    This web site contains links to other sites. Please be aware that Mondaq (or its affiliate sites) are not responsible for the privacy practices of such other sites. We encourage our users to be aware when they leave our site and to read the privacy statements of these third party sites. This privacy statement applies solely to information collected by this Web site.

    Surveys & Contests

    From time-to-time our site requests information from users via surveys or contests. Participation in these surveys or contests is completely voluntary and the user therefore has a choice whether or not to disclose any information requested. Information requested may include contact information (such as name and delivery address), and demographic information (such as postcode, age level). Contact information will be used to notify the winners and award prizes. Survey information will be used for purposes of monitoring or improving the functionality of the site.


    If a user elects to use our referral service for informing a friend about our site, we ask them for the friend’s name and email address.

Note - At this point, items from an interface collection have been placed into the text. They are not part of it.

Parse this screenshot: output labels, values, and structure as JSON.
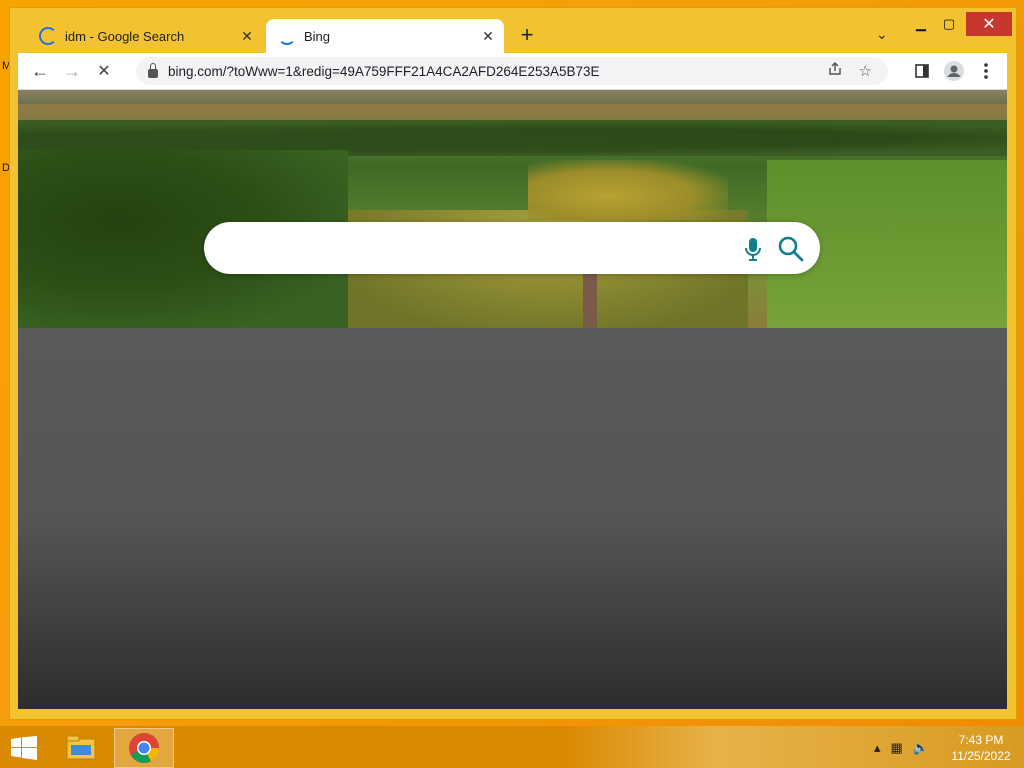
{
  "desktop": {
    "left_edge_letters": [
      "M",
      "D"
    ]
  },
  "tabs": [
    {
      "label": "idm - Google Search",
      "active": false
    },
    {
      "label": "Bing",
      "active": true
    }
  ],
  "tabstrip": {
    "new_tab": "+",
    "tab_search": "⌄"
  },
  "window_controls": {
    "minimize": "▁",
    "maximize": "▢",
    "close": "✕"
  },
  "toolbar": {
    "back": "←",
    "forward": "→",
    "stop": "✕"
  },
  "omnibox": {
    "url": "bing.com/?toWww=1&redig=49A759FFF21A4CA2AFD264E253A5B73E"
  },
  "search": {
    "query": "",
    "placeholder": ""
  },
  "taskbar": {
    "time": "7:43 PM",
    "date": "11/25/2022"
  }
}
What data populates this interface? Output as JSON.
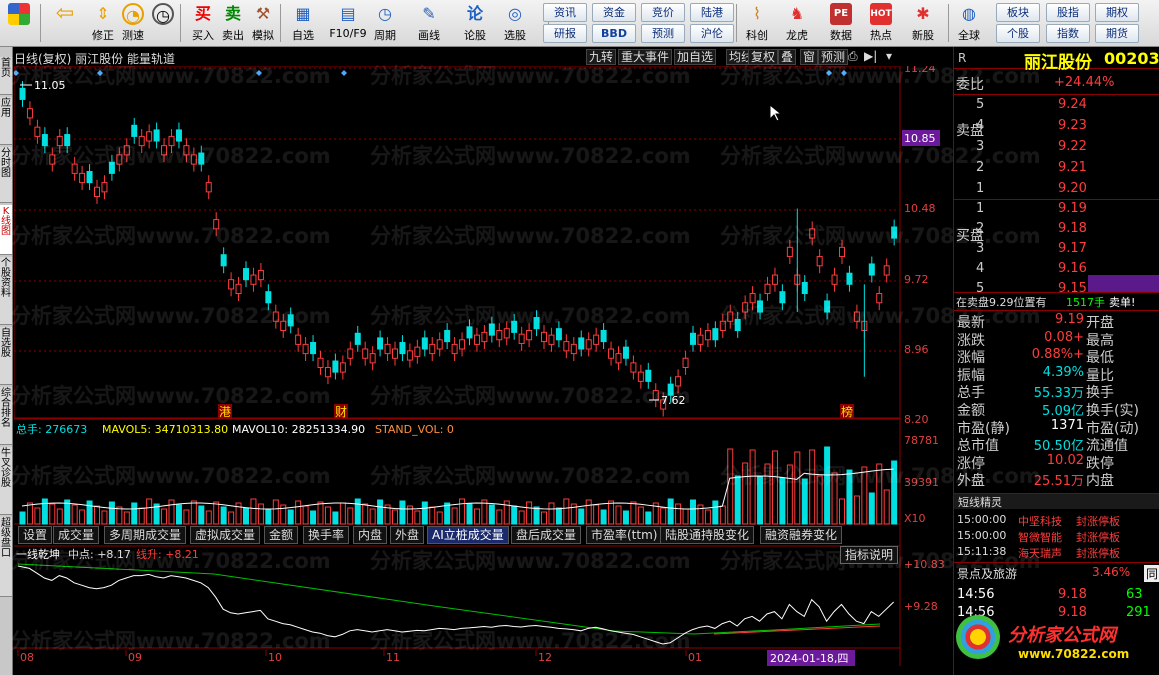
{
  "toolbar": {
    "buttons": [
      {
        "id": "home",
        "label": "",
        "icon": "windows-logo-icon"
      },
      {
        "id": "back",
        "label": "",
        "icon": "back-arrow-icon"
      },
      {
        "id": "fix",
        "label": "修正",
        "icon": "up-down-arrow-icon"
      },
      {
        "id": "speed",
        "label": "测速",
        "icon": "speed-icon"
      },
      {
        "id": "clock",
        "label": "",
        "icon": "clock-icon"
      },
      {
        "id": "buy",
        "label": "买入",
        "icon": "buy-icon",
        "glyph": "买"
      },
      {
        "id": "sell",
        "label": "卖出",
        "icon": "sell-icon",
        "glyph": "卖"
      },
      {
        "id": "sim",
        "label": "模拟",
        "icon": "hammer-icon"
      },
      {
        "id": "watch",
        "label": "自选",
        "icon": "watchlist-icon"
      },
      {
        "id": "f10",
        "label": "F10/F9",
        "icon": "f10-icon"
      },
      {
        "id": "period",
        "label": "周期",
        "icon": "period-icon"
      },
      {
        "id": "draw",
        "label": "画线",
        "icon": "pencil-icon"
      },
      {
        "id": "talk",
        "label": "论股",
        "icon": "discuss-icon",
        "glyph": "论"
      },
      {
        "id": "pick",
        "label": "选股",
        "icon": "stock-pick-icon"
      },
      {
        "id": "sci",
        "label": "科创",
        "icon": "kechuang-icon"
      },
      {
        "id": "dragon",
        "label": "龙虎",
        "icon": "dragon-tiger-icon"
      },
      {
        "id": "data",
        "label": "数据",
        "icon": "data-icon",
        "glyph": "PE"
      },
      {
        "id": "hot",
        "label": "热点",
        "icon": "hot-icon",
        "glyph": "HOT"
      },
      {
        "id": "new",
        "label": "新股",
        "icon": "new-stock-icon"
      },
      {
        "id": "global",
        "label": "全球",
        "icon": "globe-icon"
      }
    ],
    "small_buttons": [
      {
        "label": "资讯",
        "bold": false
      },
      {
        "label": "研报",
        "bold": false
      },
      {
        "label": "资金",
        "bold": false
      },
      {
        "label": "BBD",
        "bold": true
      },
      {
        "label": "竞价",
        "bold": false
      },
      {
        "label": "预测",
        "bold": false
      },
      {
        "label": "陆港",
        "bold": false
      },
      {
        "label": "沪伦",
        "bold": false
      },
      {
        "label": "板块",
        "bold": false
      },
      {
        "label": "个股",
        "bold": false
      },
      {
        "label": "股指",
        "bold": false
      },
      {
        "label": "指数",
        "bold": false
      },
      {
        "label": "期权",
        "bold": false
      },
      {
        "label": "期货",
        "bold": false
      }
    ]
  },
  "sidetabs": [
    "首页",
    "应用",
    "分时图",
    "K线图",
    "个股资料",
    "自选股",
    "综合排名",
    "牛叉诊股",
    "超级盘口"
  ],
  "chart_header": {
    "title": "日线(复权)  丽江股份  能量轨道",
    "buttons": [
      "九转",
      "重大事件",
      "加自选",
      "均线",
      "复权",
      "叠",
      "窗",
      "预测"
    ]
  },
  "price_axis": [
    "11.24",
    "10.85",
    "10.48",
    "9.72",
    "8.96",
    "8.20"
  ],
  "price_axis_highlight": "10.85",
  "annotations": {
    "high": "11.05",
    "low": "7.62",
    "event_labels": [
      "港",
      "财",
      "榜"
    ]
  },
  "volume": {
    "header": [
      {
        "text": "总手: 276673",
        "color": "#00e0e0"
      },
      {
        "text": "MAVOL5: 34710313.80",
        "color": "#ffff00"
      },
      {
        "text": "MAVOL10: 28251334.90",
        "color": "#ffffff"
      },
      {
        "text": "STAND_VOL: 0",
        "color": "#ff9040"
      }
    ],
    "axis": [
      "78781",
      "39391",
      "X10"
    ]
  },
  "indicator_tabs": [
    "设置",
    "成交量",
    "多周期成交量",
    "虚拟成交量",
    "金额",
    "换手率",
    "内盘",
    "外盘",
    "AI立桩成交量",
    "盘后成交量",
    "市盈率(ttm)",
    "陆股通持股变化",
    "融资融券变化"
  ],
  "indicator_tab_active": "AI立桩成交量",
  "indicator_help": "指标说明",
  "lower": {
    "name": "一线乾坤",
    "midpoint": "中点: +8.17",
    "line": "线升: +8.21",
    "axis": [
      "+10.83",
      "+9.28"
    ]
  },
  "date_axis": {
    "labels": [
      "08",
      "09",
      "10",
      "11",
      "12",
      "01"
    ],
    "cursor_date": "2024-01-18,四"
  },
  "watermark": "分析家公式网www.70822.com",
  "quote": {
    "name": "丽江股份",
    "code": "00203",
    "r": "R",
    "weibi_label": "委比",
    "weibi": "+24.44%",
    "sell_label": "卖盘",
    "buy_label": "买盘",
    "sells": [
      {
        "n": "5",
        "p": "9.24"
      },
      {
        "n": "4",
        "p": "9.23"
      },
      {
        "n": "3",
        "p": "9.22"
      },
      {
        "n": "2",
        "p": "9.21"
      },
      {
        "n": "1",
        "p": "9.20"
      }
    ],
    "buys": [
      {
        "n": "1",
        "p": "9.19"
      },
      {
        "n": "2",
        "p": "9.18"
      },
      {
        "n": "3",
        "p": "9.17"
      },
      {
        "n": "4",
        "p": "9.16"
      },
      {
        "n": "5",
        "p": "9.15"
      }
    ],
    "notice": "在卖盘9.29位置有",
    "notice_qty": "1517手",
    "notice_tail": "卖单!",
    "stats": [
      {
        "l": "最新",
        "v": "9.19",
        "c": "red",
        "r": "开盘"
      },
      {
        "l": "涨跌",
        "v": "+0.08",
        "c": "red",
        "r": "最高"
      },
      {
        "l": "涨幅",
        "v": "+0.88%",
        "c": "red",
        "r": "最低"
      },
      {
        "l": "振幅",
        "v": "4.39%",
        "c": "cyan",
        "r": "量比"
      },
      {
        "l": "总手",
        "v": "55.33万",
        "c": "cyan",
        "r": "换手"
      },
      {
        "l": "金额",
        "v": "5.09亿",
        "c": "cyan",
        "r": "换手(实)"
      },
      {
        "l": "市盈(静)",
        "v": "1371",
        "c": "white",
        "r": "市盈(动)"
      },
      {
        "l": "总市值",
        "v": "50.50亿",
        "c": "cyan",
        "r": "流通值"
      },
      {
        "l": "涨停",
        "v": "10.02",
        "c": "red",
        "r": "跌停"
      },
      {
        "l": "外盘",
        "v": "25.51万",
        "c": "red",
        "r": "内盘"
      }
    ],
    "sprite_title": "短线精灵",
    "sprite": [
      {
        "t": "15:00:00",
        "n": "中坚科技",
        "e": "封涨停板"
      },
      {
        "t": "15:00:00",
        "n": "智微智能",
        "e": "封涨停板"
      },
      {
        "t": "15:11:38",
        "n": "海天瑞声",
        "e": "封涨停板"
      }
    ],
    "sector": "景点及旅游",
    "sector_pct": "3.46%",
    "sector_tail": "同",
    "ticks": [
      {
        "t": "14:56",
        "p": "9.18",
        "v": "63"
      },
      {
        "t": "14:56",
        "p": "9.18",
        "v": "291"
      }
    ],
    "brand": "分析家公式网",
    "brand_url": "www.70822.com"
  },
  "colors": {
    "up": "#ff3c3c",
    "down": "#00e0e0",
    "bg": "#000000",
    "grid": "#8b0000",
    "ma": "#ffffff",
    "ma2": "#00c000"
  }
}
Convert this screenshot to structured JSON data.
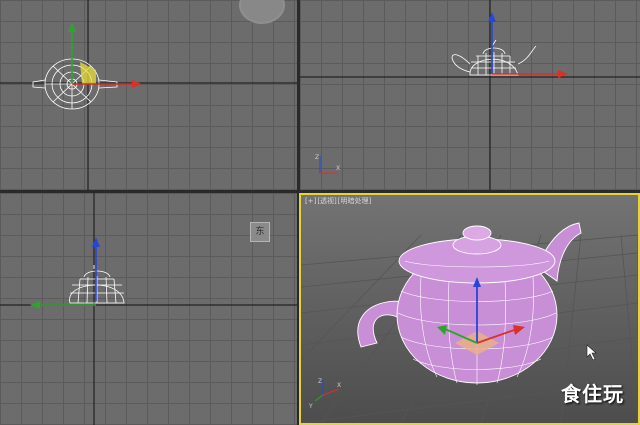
{
  "viewports": {
    "top": {
      "name": "top-left-viewport"
    },
    "front": {
      "name": "top-right-viewport"
    },
    "left": {
      "name": "bottom-left-viewport",
      "cube_label": "东"
    },
    "perspective": {
      "label_plus": "[+]",
      "label_view": "[透视]",
      "label_shading": "[明暗处理]"
    }
  },
  "axis_labels": {
    "z": "Z",
    "x": "X",
    "y": "Y"
  },
  "watermark": "食住玩",
  "colors": {
    "viewport_bg": "#6c6c6c",
    "active_border": "#e6d23a",
    "teapot_fill": "#c98fd6",
    "axis_x": "#d8302a",
    "axis_y": "#2fa32f",
    "axis_z": "#2646d8"
  },
  "icons": [
    "cursor-arrow-icon",
    "axis-tripod-icon",
    "viewcube-icon"
  ]
}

Mondaq stores this information and may contact the friend to invite them to register with Mondaq, but they will not be contacted more than once. The friend may contact Mondaq to request the removal of this information from our database.


    From time to time Mondaq may send you emails promoting Mondaq services including new services. You may opt out of receiving such emails by clicking below.

    *** If you do not wish to receive any future announcements of services offered by Mondaq you may opt out by clicking here .


    This website takes every reasonable precaution to protect our users’ information. When users submit sensitive information via the website, your information is protected using firewalls and other security technology. If you have any questions about the security at our website, you can send an email to

    Correcting/Updating Personal Information

    If a user’s personally identifiable information changes (such as postcode), or if a user no longer desires our service, we will endeavour to provide a way to correct, update or remove that user’s personal data provided to us. This can usually be done at the “Your Profile” page or by sending an email to

    Notification of Changes

    If we decide to change our Terms & Conditions or Privacy Policy, we will post those changes on our site so our users are always aware of what information we collect, how we use it, and under what circumstances, if any, we disclose it. If at any point we decide to use personally identifiable information in a manner different from that stated at the time it was collected, we will notify users by way of an email. Users will have a choice as to whether or not we use their information in this different manner. We will use information in accordance with the privacy policy under which the information was collected.

    How to contact Mondaq

    You can contact us with comments or queries at

    If for some reason you believe Mondaq Ltd. has not adhered to these principles, please notify us by e-mail at and we will use commercially reasonable efforts to determine and correct the problem promptly.

    By clicking Register you state you have read and agree to our Terms and Conditions